Blog: Opinions

Thought you had seen FUD? Now see this: a rock can protect your computer from viruses

Ken Munro 22 May 2015


The fear, uncertainly and doubt employed by many security vendors marketing departments to push product riles me, but I get used to it. Then I saw this last night.

Seasoned infosecurity professionals incredulous that anyone could make such a claim about a lump of rock

Spotted (I think) by @florbrasiko

I’m not here to comment on the effectiveness of alternative therapies, but b******t such as the above makes me really angry. Maybe malachite does have EMF reducing properties, but if you want to reduce electromagnetic radiation, use a Faraday Cage or similar shielding. Reducing EMF will not reduce viruses and malware, unless blocking RF will result in your Wi-Fi connection dropping and you no longer have access to the internet!

Experiment time!

According to the logic in the article, malachite will improve effectiveness of your existing anti-virus. I decided to try a little experiment, admittedly totally empirical & it only concluded when I got bored, decided it was too silly and went to the pub for lunch instead.

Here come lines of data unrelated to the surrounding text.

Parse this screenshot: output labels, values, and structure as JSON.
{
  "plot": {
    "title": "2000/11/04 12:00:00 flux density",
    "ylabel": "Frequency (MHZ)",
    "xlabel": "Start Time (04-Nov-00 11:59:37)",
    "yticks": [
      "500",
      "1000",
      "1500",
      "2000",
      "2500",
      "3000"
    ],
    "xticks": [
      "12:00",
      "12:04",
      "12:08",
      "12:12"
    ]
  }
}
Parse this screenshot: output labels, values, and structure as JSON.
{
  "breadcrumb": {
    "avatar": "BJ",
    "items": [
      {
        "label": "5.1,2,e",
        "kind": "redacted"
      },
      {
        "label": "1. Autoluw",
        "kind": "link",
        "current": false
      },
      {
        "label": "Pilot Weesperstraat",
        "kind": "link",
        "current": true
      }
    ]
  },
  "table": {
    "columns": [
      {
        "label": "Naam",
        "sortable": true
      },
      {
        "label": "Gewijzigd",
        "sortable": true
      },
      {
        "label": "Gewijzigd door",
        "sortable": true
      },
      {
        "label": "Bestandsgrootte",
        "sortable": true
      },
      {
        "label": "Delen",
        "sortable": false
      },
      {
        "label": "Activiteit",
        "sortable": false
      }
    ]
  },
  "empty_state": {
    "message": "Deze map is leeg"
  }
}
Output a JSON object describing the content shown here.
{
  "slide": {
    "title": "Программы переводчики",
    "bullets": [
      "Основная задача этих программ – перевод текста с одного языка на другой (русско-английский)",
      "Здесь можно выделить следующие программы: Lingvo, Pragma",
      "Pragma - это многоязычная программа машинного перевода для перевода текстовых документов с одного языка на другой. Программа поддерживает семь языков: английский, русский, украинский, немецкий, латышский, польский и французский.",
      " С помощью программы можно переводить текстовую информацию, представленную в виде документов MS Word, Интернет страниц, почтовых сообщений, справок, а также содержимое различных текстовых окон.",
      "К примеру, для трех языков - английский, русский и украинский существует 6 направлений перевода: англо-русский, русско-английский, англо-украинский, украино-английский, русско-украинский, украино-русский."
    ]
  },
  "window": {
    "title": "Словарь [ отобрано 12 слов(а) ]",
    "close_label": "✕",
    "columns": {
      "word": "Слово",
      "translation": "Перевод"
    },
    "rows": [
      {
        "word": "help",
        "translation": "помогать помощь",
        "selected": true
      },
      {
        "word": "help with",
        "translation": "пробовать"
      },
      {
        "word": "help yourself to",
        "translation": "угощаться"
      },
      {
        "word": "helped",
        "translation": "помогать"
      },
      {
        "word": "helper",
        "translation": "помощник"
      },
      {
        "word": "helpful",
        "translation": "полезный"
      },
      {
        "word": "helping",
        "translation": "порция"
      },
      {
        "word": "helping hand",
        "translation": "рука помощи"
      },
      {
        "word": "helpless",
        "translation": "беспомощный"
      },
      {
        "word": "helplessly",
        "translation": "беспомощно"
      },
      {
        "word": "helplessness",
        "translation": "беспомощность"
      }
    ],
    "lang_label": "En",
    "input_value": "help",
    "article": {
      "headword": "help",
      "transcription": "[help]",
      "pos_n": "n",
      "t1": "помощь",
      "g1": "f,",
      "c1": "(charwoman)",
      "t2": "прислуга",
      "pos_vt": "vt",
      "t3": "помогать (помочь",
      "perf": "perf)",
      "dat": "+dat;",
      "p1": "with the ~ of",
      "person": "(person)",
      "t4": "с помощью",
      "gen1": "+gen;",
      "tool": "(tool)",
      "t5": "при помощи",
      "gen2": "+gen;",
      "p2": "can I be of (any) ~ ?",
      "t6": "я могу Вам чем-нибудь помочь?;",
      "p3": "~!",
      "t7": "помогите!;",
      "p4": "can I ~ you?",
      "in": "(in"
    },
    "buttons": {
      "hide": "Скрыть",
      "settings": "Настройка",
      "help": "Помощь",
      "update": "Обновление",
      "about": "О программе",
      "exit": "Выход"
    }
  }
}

I took the metasploit HTTPS reverse shell, dug out a few samples from previous work and evaluated detection rates on A/V in a local VM

Veil-evasion was the only framework to consistently prevent detection. So, could we improve it with malachite?

As instructed, I warmed the malachite in my hand, soaked up negativity from the office (sorry, think they meant cynicism!) and circled my laptop with the stone


As can be seen above, the malware sample ran fine and the connection back worked. I added some extra malachite to my laptop to see if that would help matters. It didn’t.

I then wondered if I was doing something wrong, so figured we could try malachite as an in-line filter on my network connection.

Network Stone

That didn’t change much either

I wanted to try micro-sandboxing the samples with malachite to see if that would help, but couldn’t get the rocks inside my laptop without causing extensive damage or grinding them in to a powder and pouring in to the CPU vents. I figured the laptop wouldn’t work for long after that, so I guess the malware wouldn’t have run for long…

What did I learn from this experiment?

That malachite does not substitute or augment anti-virus

That Veil-evasion is still a really cool framework and does not require a template for evading malachite-based detection :-)

That FUD about security extends beyond vendors

That it’s Friday and it’s time for a pint